July 2, 2023

DOJ announces the conviction of former Ontrak CEO for insider trading

A federal jury in California recently convicted Terren Peizer, the former CEO of publicly traded healthcare company Ontrak Inc., for insider trading using Rule 10b5-1 trading plans, a predetermined plan that allows corporate insiders of publicly traded companies to sell their company stock.  Rule 10b5-1 trading plans serve as a defense to insider trading for executives that use them as long as they are formed in good faith and, as in the current case, not by an executive in possession of material nonpublic information (“MNPI”).  The Department of Justice reports that this was its first insider trading prosecution based exclusively on the use of a Rule 10b5-1 trading plan.  A Department spokesperson also emphasized that the DOJ will continue to prosecute corporate executives who trade on inside information while hiding behind trading plans that were established in bad faith.  More specifically, Peizer was convicted by a federal jury of one count of securities fraud and two counts of insider trading.  He is currently scheduled to be sentenced on October 21, 2024.

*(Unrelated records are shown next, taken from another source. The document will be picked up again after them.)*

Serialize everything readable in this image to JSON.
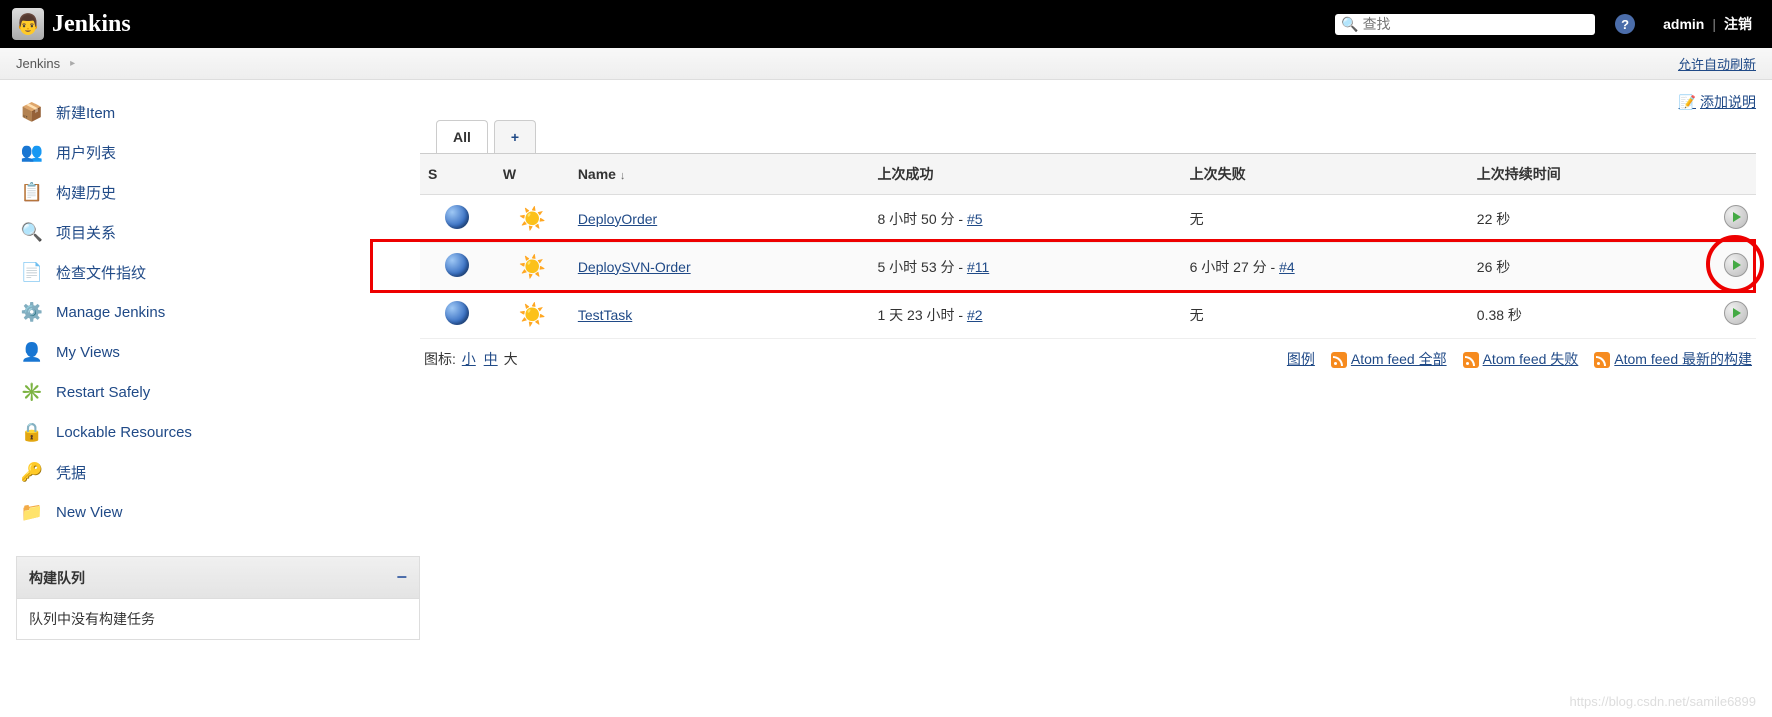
{
  "header": {
    "logo_text": "Jenkins",
    "search_placeholder": "查找",
    "user": "admin",
    "logout": "注销"
  },
  "breadcrumb": {
    "root": "Jenkins",
    "auto_refresh": "允许自动刷新"
  },
  "sidebar": {
    "items": [
      {
        "label": "新建Item",
        "icon": "📦"
      },
      {
        "label": "用户列表",
        "icon": "👥"
      },
      {
        "label": "构建历史",
        "icon": "📋"
      },
      {
        "label": "项目关系",
        "icon": "🔍"
      },
      {
        "label": "检查文件指纹",
        "icon": "📄"
      },
      {
        "label": "Manage Jenkins",
        "icon": "⚙️"
      },
      {
        "label": "My Views",
        "icon": "👤"
      },
      {
        "label": "Restart Safely",
        "icon": "✳️"
      },
      {
        "label": "Lockable Resources",
        "icon": "🔒"
      },
      {
        "label": "凭据",
        "icon": "🔑"
      },
      {
        "label": "New View",
        "icon": "📁"
      }
    ],
    "panel_title": "构建队列",
    "panel_body": "队列中没有构建任务"
  },
  "content": {
    "add_description": "添加说明",
    "tabs": {
      "all": "All",
      "add": "+"
    },
    "columns": {
      "s": "S",
      "w": "W",
      "name": "Name",
      "last_success": "上次成功",
      "last_failure": "上次失败",
      "duration": "上次持续时间"
    },
    "jobs": [
      {
        "name": "DeployOrder",
        "success_time": "8 小时 50 分",
        "success_build": "#5",
        "failure": "无",
        "duration": "22 秒"
      },
      {
        "name": "DeploySVN-Order",
        "success_time": "5 小时 53 分",
        "success_build": "#11",
        "failure_time": "6 小时 27 分",
        "failure_build": "#4",
        "duration": "26 秒"
      },
      {
        "name": "TestTask",
        "success_time": "1 天 23 小时",
        "success_build": "#2",
        "failure": "无",
        "duration": "0.38 秒"
      }
    ],
    "icon_size_label": "图标:",
    "icon_sizes": {
      "small": "小",
      "medium": "中",
      "large": "大"
    },
    "legend": "图例",
    "feeds": {
      "all": "Atom feed 全部",
      "failed": "Atom feed 失败",
      "latest": "Atom feed 最新的构建"
    }
  },
  "watermark": "https://blog.csdn.net/samile6899"
}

According to court documents and evidence presented at trial, Peizer avoided more than $12.5 million in losses by using two Rule 10b5-1 trading plans.  Peizer reportedly entered into the first trading plan in May 2021 while serving as Ontrak’s CEO.  The first trading plan was allegedly established shortly after Peizer learned that there was a “serious risk” to a contract with one of Ontrak’s largest customers.  The second trading plan was established by Peizer in August 2021, only minutes after Ontrak’s chief negotiator allegedly informed Peizer that the customer would likely terminate the contract.  According to the DOJ, just six days after the second trading plan was formed, Ontrak publicly announced that the customer’s contract was terminated causing Ontrak’s stock price to decline by more than 44 percent.  Federal prosecutors further alleged that Peizer traded company stock shortly after establishing the trading plans and refused to engage in a “cooling off period” despite warnings to do so by multiple brokers, attorneys and Ontrak’s Insider Trading Compliance Officer.

DOJ Press Release | First Superseding Indictment